Modern Norse religious beliefs run contrary to the glorification of military activities espoused by the traditional Valhalla narrative. They also oppose policies advocating exclusion and suppression of non-conforming views. For instance, according to the Icelandic Asatru Association (one of the most prominent Norse religious organizations in the world):
- Asatru stresses universal harmony
- Asatru embraces tolerance
- Asatru does not endorse militarism, violence, hatred, chauvinism, or racism
With such openly pacifist views, this would seemingly be one major branch of modern Norse religion that does not align itself with Valhalla’s hardline interpretation. 
Valhalla is Only One Part of the Norse Afterlife
Valhalla is often (and quite mistakenly) viewed as the Norse counterpart to the Christian notion of heaven. In truth, it is but one of a multitude of destinations in the Norse afterlife. Still, thanks to poems, sagas, and now cinema, it has been glorified as the preeminent haven for elite Viking warriors to enjoy each other’s company in the hereafter. The Norse afterlife also includes:
- Valhalla – of all the destinations in the Norse afterlife, this is perceived as the most prestigious and restrictive as far as admission
- Folkvangr – overseen by the goddess Freyja, the “field of the people” is seen as a desirable place to spend the afterlife, despite the lack of fanfare
- Hel – despite the obvious phonetic similarity to the Christian hell, the Norse version is not a place of eternal damnation and punishment but rather the catch-all destination in the afterlife where the majority of believers’ souls would travel after death
- Ran – bearing the name of the Norse sea giantess, Ran was reserved for sailors who died at sea where they would spend eternity deep beneath the surface
- Burial mounds – in some instances, souls of the dead would not travel at all, remaining with the corpse in the burial mound instead
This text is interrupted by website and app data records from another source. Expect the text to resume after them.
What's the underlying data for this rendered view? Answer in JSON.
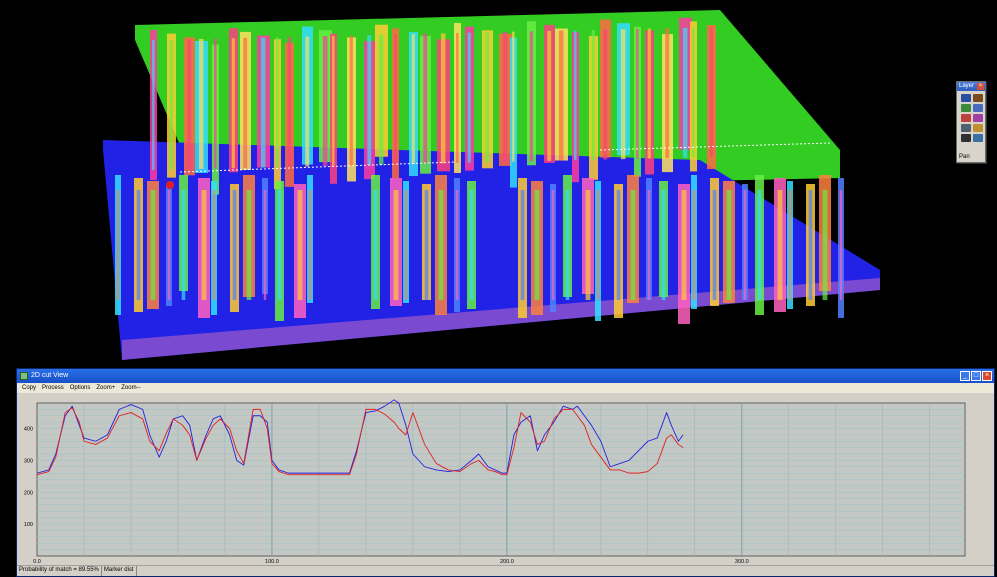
{
  "palette": {
    "title": "Layer",
    "mode": "Pan",
    "tools": [
      "move-tool-icon",
      "anchor-tool-icon",
      "rotate-tool-icon",
      "zoom-tool-icon",
      "person-tool-icon",
      "layers-tool-icon",
      "cut-tool-icon",
      "brightness-tool-icon",
      "camera-tool-icon",
      "grid-tool-icon"
    ]
  },
  "window": {
    "title": "2D cut View",
    "menu": [
      "Copy",
      "Process",
      "Options",
      "Zoom+",
      "Zoom--"
    ]
  },
  "status": {
    "probability": "Probability of match = 89.55%",
    "marker": "Marker dist"
  },
  "colors": {
    "series_blue": "#2020e0",
    "series_red": "#e02020",
    "grid_h": "#9cc2c8",
    "grid_v": "#8fb3b6",
    "plot_bg": "#c4c8c4"
  },
  "chart_data": {
    "type": "line",
    "title": "",
    "xlabel": "",
    "ylabel": "",
    "xlim": [
      0,
      395
    ],
    "ylim": [
      0,
      480
    ],
    "xticks": [
      0,
      100,
      200,
      300
    ],
    "xticklabels": [
      "0.0",
      "100.0",
      "200.0",
      "300.0"
    ],
    "yticks": [
      100,
      200,
      300,
      400
    ],
    "yticklabels": [
      "100",
      "200",
      "300",
      "400"
    ],
    "grid": true,
    "series": [
      {
        "color": "#2020e0",
        "x": [
          0,
          5,
          8,
          12,
          15,
          18,
          20,
          25,
          30,
          35,
          40,
          45,
          48,
          52,
          55,
          58,
          62,
          65,
          68,
          72,
          75,
          78,
          82,
          85,
          88,
          92,
          95,
          98,
          100,
          103,
          107,
          112,
          120,
          125,
          130,
          133,
          136,
          140,
          144,
          148,
          152,
          154,
          157,
          160,
          165,
          170,
          175,
          180,
          185,
          188,
          192,
          195,
          198,
          200,
          203,
          206,
          210,
          213,
          216,
          220,
          224,
          228,
          230,
          233,
          236,
          240,
          244,
          248,
          252,
          256,
          260,
          264,
          268,
          270,
          273,
          275
        ],
        "values": [
          260,
          270,
          320,
          440,
          470,
          410,
          370,
          360,
          380,
          460,
          475,
          460,
          380,
          310,
          360,
          430,
          440,
          410,
          300,
          380,
          430,
          440,
          380,
          300,
          285,
          440,
          440,
          420,
          300,
          270,
          260,
          260,
          260,
          260,
          260,
          260,
          330,
          450,
          455,
          470,
          490,
          480,
          410,
          320,
          280,
          270,
          265,
          270,
          300,
          320,
          280,
          270,
          260,
          260,
          380,
          420,
          440,
          330,
          380,
          420,
          470,
          460,
          470,
          440,
          410,
          360,
          280,
          290,
          300,
          330,
          360,
          370,
          450,
          410,
          360,
          380
        ]
      },
      {
        "color": "#e02020",
        "x": [
          0,
          5,
          8,
          12,
          15,
          18,
          20,
          25,
          30,
          35,
          40,
          45,
          48,
          52,
          55,
          58,
          62,
          65,
          68,
          72,
          75,
          78,
          82,
          85,
          88,
          92,
          95,
          98,
          100,
          103,
          107,
          112,
          120,
          125,
          130,
          133,
          136,
          140,
          144,
          148,
          152,
          154,
          157,
          160,
          165,
          170,
          175,
          180,
          185,
          188,
          192,
          195,
          198,
          200,
          203,
          206,
          210,
          213,
          216,
          220,
          224,
          228,
          230,
          233,
          236,
          240,
          244,
          248,
          252,
          256,
          260,
          264,
          268,
          270,
          273,
          275
        ],
        "values": [
          255,
          265,
          310,
          450,
          465,
          420,
          360,
          350,
          370,
          440,
          450,
          430,
          360,
          330,
          385,
          430,
          410,
          380,
          300,
          370,
          410,
          430,
          400,
          330,
          290,
          460,
          460,
          400,
          290,
          265,
          255,
          255,
          255,
          255,
          255,
          255,
          320,
          460,
          460,
          445,
          420,
          400,
          380,
          450,
          350,
          290,
          270,
          265,
          290,
          300,
          270,
          265,
          255,
          255,
          340,
          450,
          420,
          350,
          360,
          430,
          460,
          460,
          440,
          410,
          350,
          310,
          270,
          270,
          260,
          260,
          265,
          290,
          370,
          380,
          350,
          340
        ]
      }
    ]
  }
}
- Reincarnation – another possible destination after death is not in the afterlife, but rebirth through reincarnation (the prevailing belief is that a person can only be reincarnated into the same family lineage)
While Valhalla is synonymous with a glorious afterlife, Viking warriors spar with each other by day and feast by night, those who find themselves there are in very select and exclusive company. Fortunately for everybody else, there are other options, including one where reuniting with deceased family members is likely.
Humankind has grappled with the subject of mortality for millennia. Modern Norse religion advises focusing on the here and now rather than on the afterlife.